12 September 2019
The NASA/ESA Hubble Space Telescope's Wide Field Camera 3 observed Saturn on 20 June 2019 as the planet made its closest approach to Earth this year, at approximately 1.36 billion kilometres away.
22 August 2019As part of preparations for the launch of ESA's Jupiter Icy Moons Explorer, its navigation camera has been given a unique test: imaging its destination from Earth.
8 August 2019The NASA/ESA Hubble Space Telescope reveals the intricate, detailed beauty of Jupiter’s clouds in this new image taken on 27 June 2019. It features the planet’s trademark Great Red Spot and a more intense colour palette in the clouds swirling in the planet’s turbulent atmosphere than seen in previous years.
25 July 2019On 31 March 2017, Jupiter's moon Europa passed in front of a background star – a rare event that was captured for the first time by ground-based telescopes thanks to data provided by ESA's Gaia spacecraft.

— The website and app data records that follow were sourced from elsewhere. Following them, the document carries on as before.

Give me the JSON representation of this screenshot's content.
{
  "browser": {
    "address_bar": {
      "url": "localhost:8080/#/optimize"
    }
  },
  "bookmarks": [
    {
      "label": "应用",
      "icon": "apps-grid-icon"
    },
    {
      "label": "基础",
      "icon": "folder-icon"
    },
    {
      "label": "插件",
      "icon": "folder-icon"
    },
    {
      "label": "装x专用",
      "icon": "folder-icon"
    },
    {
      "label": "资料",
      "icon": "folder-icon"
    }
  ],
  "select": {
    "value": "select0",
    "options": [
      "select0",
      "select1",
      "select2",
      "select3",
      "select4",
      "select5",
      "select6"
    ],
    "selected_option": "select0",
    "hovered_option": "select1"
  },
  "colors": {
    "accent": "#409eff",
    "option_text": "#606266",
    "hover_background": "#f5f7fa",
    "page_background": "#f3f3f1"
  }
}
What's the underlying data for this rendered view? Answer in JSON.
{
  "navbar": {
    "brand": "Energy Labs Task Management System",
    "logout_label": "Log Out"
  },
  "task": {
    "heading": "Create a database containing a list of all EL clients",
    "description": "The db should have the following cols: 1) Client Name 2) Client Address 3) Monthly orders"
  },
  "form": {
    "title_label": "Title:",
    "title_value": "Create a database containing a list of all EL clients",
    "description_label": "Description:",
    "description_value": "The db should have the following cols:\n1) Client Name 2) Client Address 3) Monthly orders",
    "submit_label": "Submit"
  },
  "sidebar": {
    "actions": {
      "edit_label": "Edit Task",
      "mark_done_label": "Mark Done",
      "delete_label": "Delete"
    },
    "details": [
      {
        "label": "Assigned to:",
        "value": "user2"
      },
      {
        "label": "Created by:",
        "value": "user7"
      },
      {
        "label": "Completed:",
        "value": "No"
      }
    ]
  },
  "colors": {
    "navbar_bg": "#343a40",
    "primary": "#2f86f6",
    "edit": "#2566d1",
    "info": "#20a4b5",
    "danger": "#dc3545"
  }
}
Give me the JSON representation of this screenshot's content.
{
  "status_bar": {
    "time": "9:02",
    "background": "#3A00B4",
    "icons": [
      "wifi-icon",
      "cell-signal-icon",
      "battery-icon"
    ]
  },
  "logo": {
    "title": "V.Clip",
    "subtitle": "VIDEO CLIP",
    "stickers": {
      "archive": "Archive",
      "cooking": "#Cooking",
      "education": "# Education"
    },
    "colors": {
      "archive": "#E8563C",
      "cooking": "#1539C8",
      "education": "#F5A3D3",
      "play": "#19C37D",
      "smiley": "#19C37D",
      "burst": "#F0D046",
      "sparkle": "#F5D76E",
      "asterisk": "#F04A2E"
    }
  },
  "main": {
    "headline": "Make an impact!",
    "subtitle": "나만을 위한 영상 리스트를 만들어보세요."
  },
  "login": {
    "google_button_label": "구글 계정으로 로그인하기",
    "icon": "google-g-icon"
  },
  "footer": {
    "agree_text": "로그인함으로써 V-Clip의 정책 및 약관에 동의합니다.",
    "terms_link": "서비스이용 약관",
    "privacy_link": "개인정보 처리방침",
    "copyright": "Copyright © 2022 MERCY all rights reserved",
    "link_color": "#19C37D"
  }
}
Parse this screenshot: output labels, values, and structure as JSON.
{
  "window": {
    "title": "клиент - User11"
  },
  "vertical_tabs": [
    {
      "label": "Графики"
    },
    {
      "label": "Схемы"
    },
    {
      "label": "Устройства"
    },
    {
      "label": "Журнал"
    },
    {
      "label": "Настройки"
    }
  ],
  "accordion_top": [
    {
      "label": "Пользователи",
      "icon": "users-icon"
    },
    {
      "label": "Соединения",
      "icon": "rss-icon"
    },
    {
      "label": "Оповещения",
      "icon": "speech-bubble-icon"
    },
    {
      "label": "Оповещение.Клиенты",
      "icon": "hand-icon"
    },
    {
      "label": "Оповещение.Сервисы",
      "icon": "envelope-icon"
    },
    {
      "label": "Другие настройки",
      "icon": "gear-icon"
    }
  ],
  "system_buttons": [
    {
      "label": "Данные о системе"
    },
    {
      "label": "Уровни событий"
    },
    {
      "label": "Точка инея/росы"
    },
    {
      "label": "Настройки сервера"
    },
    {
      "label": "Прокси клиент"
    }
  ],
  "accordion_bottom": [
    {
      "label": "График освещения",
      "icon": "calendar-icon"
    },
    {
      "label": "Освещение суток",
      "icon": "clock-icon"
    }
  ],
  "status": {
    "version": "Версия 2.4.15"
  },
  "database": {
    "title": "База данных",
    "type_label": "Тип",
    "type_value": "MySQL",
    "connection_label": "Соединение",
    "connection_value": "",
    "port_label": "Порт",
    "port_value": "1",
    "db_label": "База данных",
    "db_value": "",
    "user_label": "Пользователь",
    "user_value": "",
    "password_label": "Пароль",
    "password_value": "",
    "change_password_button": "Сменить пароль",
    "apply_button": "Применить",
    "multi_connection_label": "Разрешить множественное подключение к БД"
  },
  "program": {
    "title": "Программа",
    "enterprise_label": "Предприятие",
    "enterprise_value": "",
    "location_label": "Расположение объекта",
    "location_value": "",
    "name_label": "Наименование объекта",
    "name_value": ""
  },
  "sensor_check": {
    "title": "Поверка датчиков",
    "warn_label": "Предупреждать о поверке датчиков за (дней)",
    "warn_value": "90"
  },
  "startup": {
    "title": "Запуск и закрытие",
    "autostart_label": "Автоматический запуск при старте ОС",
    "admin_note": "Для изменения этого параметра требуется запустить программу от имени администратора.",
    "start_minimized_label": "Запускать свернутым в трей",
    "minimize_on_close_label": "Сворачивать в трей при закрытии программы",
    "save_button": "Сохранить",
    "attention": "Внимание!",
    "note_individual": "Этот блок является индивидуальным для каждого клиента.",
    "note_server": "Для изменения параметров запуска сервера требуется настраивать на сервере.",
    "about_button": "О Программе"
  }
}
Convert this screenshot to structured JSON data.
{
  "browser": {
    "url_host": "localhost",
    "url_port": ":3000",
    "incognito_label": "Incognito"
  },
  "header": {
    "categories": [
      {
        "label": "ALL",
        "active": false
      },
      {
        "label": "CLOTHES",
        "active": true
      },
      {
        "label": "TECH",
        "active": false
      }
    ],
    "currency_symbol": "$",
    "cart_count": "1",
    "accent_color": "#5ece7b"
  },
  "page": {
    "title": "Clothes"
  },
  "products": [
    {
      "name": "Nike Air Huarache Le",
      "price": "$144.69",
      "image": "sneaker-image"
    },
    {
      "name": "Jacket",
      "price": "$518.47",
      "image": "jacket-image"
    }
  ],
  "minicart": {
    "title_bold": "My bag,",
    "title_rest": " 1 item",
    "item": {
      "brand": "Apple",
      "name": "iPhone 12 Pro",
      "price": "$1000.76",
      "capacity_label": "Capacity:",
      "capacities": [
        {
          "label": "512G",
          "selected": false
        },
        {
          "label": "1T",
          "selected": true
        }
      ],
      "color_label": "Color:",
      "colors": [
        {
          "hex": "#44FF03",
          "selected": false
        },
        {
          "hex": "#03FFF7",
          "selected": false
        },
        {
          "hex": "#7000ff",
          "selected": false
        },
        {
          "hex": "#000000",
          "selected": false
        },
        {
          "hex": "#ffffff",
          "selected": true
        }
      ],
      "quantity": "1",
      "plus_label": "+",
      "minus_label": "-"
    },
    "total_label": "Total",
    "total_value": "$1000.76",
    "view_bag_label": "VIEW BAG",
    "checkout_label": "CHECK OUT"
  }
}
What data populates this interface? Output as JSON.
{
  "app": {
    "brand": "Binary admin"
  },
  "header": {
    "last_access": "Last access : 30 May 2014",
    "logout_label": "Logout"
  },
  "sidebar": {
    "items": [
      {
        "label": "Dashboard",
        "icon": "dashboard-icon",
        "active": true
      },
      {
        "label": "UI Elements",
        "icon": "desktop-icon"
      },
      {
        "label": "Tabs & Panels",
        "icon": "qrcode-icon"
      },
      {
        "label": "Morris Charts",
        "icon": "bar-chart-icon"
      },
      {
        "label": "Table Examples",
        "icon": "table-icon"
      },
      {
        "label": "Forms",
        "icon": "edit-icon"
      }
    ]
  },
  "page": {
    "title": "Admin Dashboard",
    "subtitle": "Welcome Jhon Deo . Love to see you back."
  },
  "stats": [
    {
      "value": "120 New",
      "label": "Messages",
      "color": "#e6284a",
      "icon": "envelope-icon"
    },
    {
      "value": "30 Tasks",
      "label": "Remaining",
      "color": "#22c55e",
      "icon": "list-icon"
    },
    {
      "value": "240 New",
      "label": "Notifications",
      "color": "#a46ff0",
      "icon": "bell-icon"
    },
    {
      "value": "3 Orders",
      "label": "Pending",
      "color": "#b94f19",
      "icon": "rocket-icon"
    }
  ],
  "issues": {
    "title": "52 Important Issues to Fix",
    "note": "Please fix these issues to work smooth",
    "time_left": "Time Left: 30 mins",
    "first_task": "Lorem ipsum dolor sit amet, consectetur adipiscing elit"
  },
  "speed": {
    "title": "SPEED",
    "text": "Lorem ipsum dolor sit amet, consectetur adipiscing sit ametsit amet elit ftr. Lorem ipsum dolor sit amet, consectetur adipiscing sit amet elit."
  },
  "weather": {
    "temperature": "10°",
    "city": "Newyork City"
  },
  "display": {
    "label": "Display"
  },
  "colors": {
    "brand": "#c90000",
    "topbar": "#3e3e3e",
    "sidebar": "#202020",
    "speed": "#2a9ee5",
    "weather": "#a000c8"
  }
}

27 August 2019The Solar wind-Magnetosphere-Ionosphere Link Explorer (SMILE) mission is still four years away from launch, but scientists are already using existing ESA satellites, such as the XMM-Newton X-ray observatory and the Cluster mission studying Earth's magnetosphere, to pave the way for this pioneering venture.
13 May 2019One has a thick poisonous atmosphere, one has hardly any atmosphere at all, and one is just right for life to flourish – but it wasn't always that way. The atmospheres of our two neighbours Venus and Mars can teach us a lot about the past and future scenarios for our own planet.
2 August 2019Like most spacecraft, ESA's Solar Orbiter carries a number of deployable structures that play key roles in the success of its mission. Earlier this year, engineers completed a series of deployment tests on the spacecraft's antennas, instrument boom and solar arrays.
17 October 2018For the CHEOPS mission, September was a busy month of acoustic noise testing and Electromagnetic Compatibility (EMC) testing at ESA's technical centre in the Netherlands.